◆ Problem
Each line in the data holding "JSON" should be listed.

= = = = = = =

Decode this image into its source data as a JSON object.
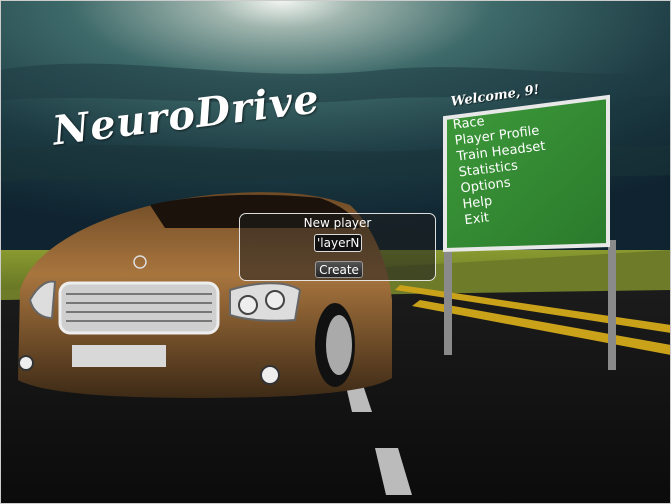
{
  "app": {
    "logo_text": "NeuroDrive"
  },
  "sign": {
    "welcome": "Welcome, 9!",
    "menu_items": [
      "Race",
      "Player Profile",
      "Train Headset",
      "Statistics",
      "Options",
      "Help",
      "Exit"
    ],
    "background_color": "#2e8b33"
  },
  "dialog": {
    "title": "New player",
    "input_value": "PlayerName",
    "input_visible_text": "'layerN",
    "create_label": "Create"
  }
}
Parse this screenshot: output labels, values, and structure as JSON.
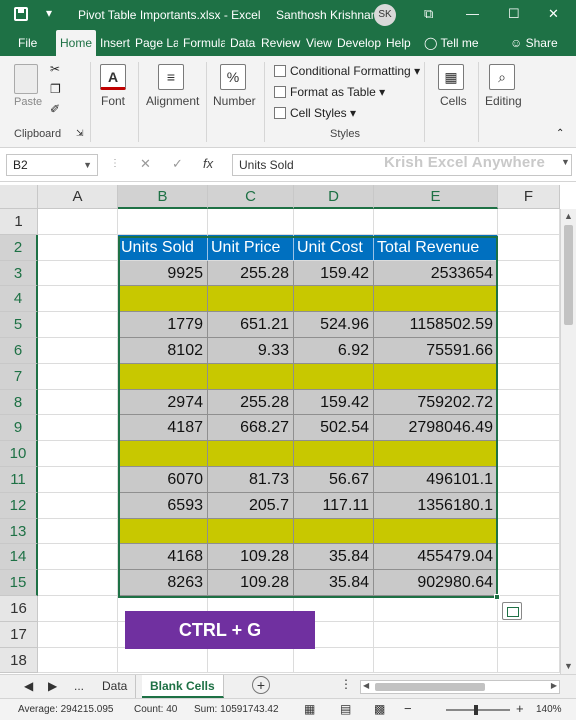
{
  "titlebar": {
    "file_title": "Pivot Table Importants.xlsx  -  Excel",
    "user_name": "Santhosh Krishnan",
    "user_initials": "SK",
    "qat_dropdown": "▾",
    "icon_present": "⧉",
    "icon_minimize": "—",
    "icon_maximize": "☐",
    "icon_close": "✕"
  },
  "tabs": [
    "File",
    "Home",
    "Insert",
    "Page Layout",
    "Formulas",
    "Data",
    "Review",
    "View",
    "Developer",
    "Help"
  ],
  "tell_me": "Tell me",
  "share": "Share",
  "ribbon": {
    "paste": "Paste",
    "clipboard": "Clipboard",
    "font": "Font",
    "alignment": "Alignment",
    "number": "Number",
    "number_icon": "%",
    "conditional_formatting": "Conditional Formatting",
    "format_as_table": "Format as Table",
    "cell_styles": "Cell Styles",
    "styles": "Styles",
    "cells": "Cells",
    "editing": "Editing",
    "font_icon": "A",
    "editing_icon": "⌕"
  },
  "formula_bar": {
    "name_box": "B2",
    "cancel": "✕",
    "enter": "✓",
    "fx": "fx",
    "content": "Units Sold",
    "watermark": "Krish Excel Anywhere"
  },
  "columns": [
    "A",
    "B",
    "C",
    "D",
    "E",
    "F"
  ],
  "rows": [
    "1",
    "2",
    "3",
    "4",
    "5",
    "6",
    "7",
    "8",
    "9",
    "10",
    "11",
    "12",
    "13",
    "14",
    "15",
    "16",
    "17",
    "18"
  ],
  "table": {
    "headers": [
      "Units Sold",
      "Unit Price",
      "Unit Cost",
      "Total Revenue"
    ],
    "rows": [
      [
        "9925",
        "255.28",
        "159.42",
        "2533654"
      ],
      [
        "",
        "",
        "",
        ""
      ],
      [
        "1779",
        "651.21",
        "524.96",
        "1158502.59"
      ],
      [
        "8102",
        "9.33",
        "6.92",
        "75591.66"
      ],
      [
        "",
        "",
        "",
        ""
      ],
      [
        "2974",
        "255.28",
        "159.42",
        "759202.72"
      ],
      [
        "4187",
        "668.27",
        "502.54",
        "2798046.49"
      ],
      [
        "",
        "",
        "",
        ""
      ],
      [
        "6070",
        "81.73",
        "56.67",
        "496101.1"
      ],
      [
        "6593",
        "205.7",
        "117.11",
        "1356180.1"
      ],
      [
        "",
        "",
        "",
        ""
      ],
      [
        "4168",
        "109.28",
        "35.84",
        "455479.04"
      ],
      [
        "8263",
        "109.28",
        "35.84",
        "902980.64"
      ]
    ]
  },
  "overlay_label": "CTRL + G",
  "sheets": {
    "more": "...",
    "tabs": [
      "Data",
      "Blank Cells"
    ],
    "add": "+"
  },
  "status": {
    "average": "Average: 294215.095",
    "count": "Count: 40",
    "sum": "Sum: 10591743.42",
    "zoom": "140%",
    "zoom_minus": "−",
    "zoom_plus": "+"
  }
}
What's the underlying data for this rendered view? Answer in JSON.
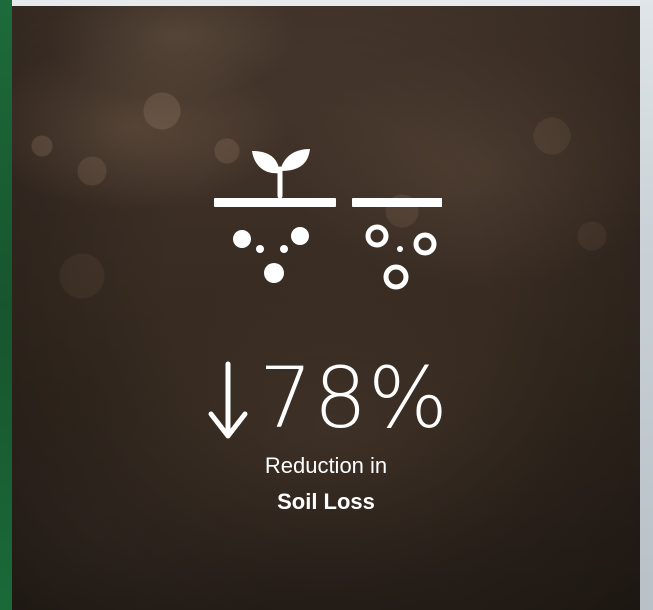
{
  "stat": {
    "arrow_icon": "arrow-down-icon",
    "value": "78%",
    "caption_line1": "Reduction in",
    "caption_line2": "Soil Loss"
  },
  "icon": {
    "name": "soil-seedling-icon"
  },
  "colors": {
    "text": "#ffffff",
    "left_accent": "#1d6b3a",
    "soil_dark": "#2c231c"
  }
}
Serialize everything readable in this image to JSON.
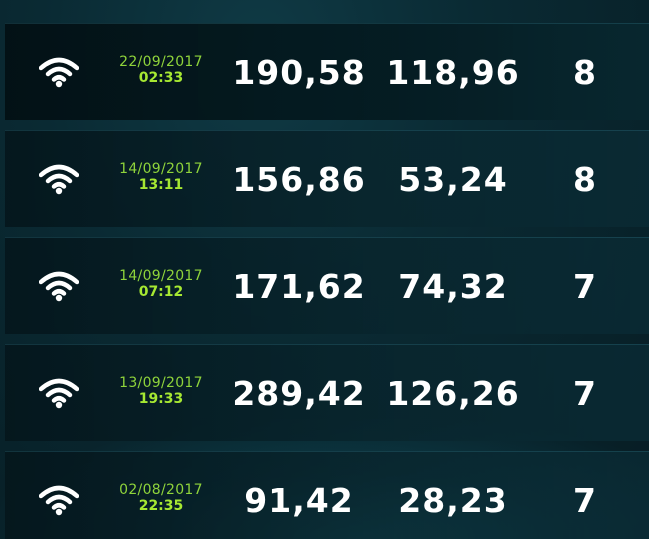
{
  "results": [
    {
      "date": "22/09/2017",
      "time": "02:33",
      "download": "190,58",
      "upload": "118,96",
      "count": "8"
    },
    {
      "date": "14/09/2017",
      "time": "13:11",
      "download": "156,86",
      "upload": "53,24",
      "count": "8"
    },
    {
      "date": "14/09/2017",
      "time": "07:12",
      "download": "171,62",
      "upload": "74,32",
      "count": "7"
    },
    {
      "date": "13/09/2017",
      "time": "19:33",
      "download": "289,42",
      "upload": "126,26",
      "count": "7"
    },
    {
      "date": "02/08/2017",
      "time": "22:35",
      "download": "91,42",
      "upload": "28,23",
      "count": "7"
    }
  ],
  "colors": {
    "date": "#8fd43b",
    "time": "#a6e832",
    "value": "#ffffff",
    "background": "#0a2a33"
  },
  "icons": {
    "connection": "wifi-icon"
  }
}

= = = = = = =

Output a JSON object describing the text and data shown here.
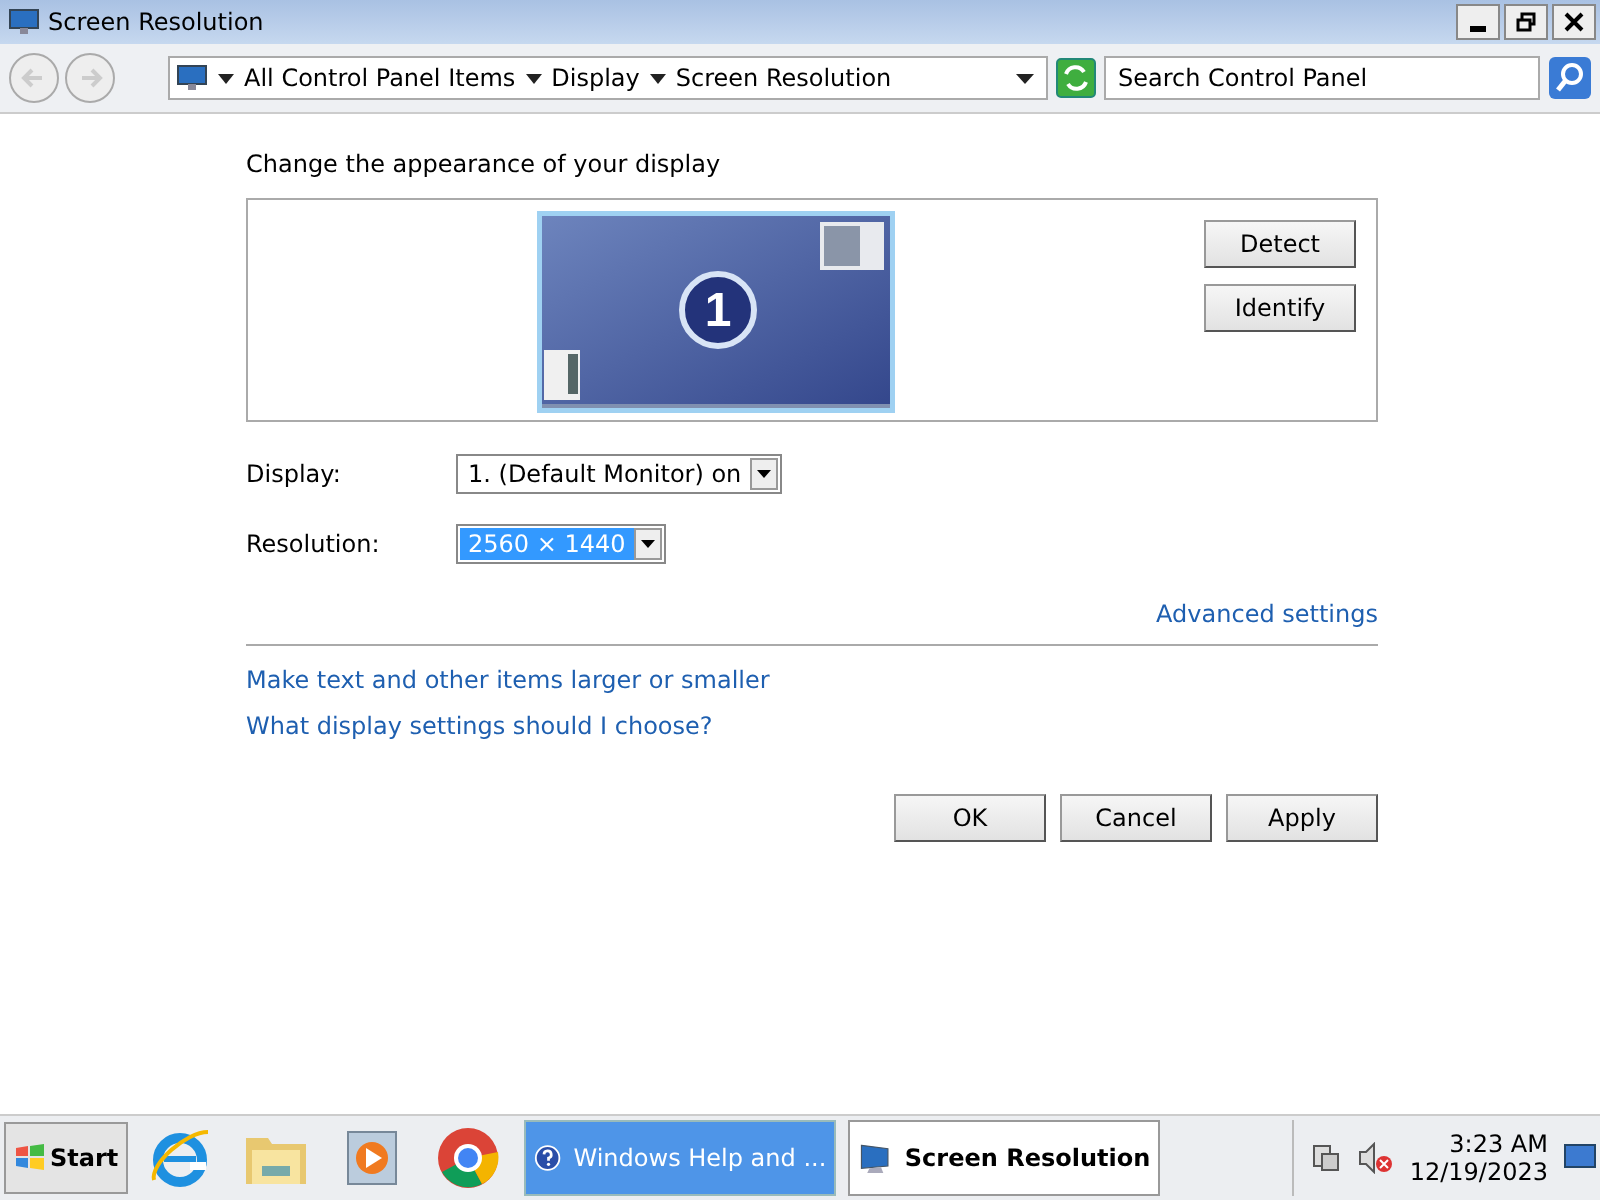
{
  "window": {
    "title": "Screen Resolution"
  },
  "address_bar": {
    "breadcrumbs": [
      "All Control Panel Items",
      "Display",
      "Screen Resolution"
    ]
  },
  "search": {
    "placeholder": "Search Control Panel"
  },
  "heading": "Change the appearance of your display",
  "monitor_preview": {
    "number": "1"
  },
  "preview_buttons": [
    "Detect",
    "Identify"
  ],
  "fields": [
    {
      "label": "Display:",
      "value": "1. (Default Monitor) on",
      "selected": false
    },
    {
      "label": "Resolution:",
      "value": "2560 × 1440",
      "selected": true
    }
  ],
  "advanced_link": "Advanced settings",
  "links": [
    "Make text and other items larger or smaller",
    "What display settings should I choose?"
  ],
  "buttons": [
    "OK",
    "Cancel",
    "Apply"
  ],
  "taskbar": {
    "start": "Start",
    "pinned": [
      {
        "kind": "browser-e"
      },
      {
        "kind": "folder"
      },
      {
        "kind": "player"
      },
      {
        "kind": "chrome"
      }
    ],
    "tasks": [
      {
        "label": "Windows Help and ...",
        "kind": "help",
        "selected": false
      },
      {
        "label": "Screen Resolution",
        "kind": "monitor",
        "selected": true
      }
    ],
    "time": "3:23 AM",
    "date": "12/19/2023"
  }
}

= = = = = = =

◆ Task output
Decode this image into its source data as a JSON object.
Parse this screenshot: output labels, values, and structure as JSON.
What's the underlying data for this rendered view? Answer in JSON.
Serialize everything readable in this image to JSON.
Output a JSON object describing the text and data shown here.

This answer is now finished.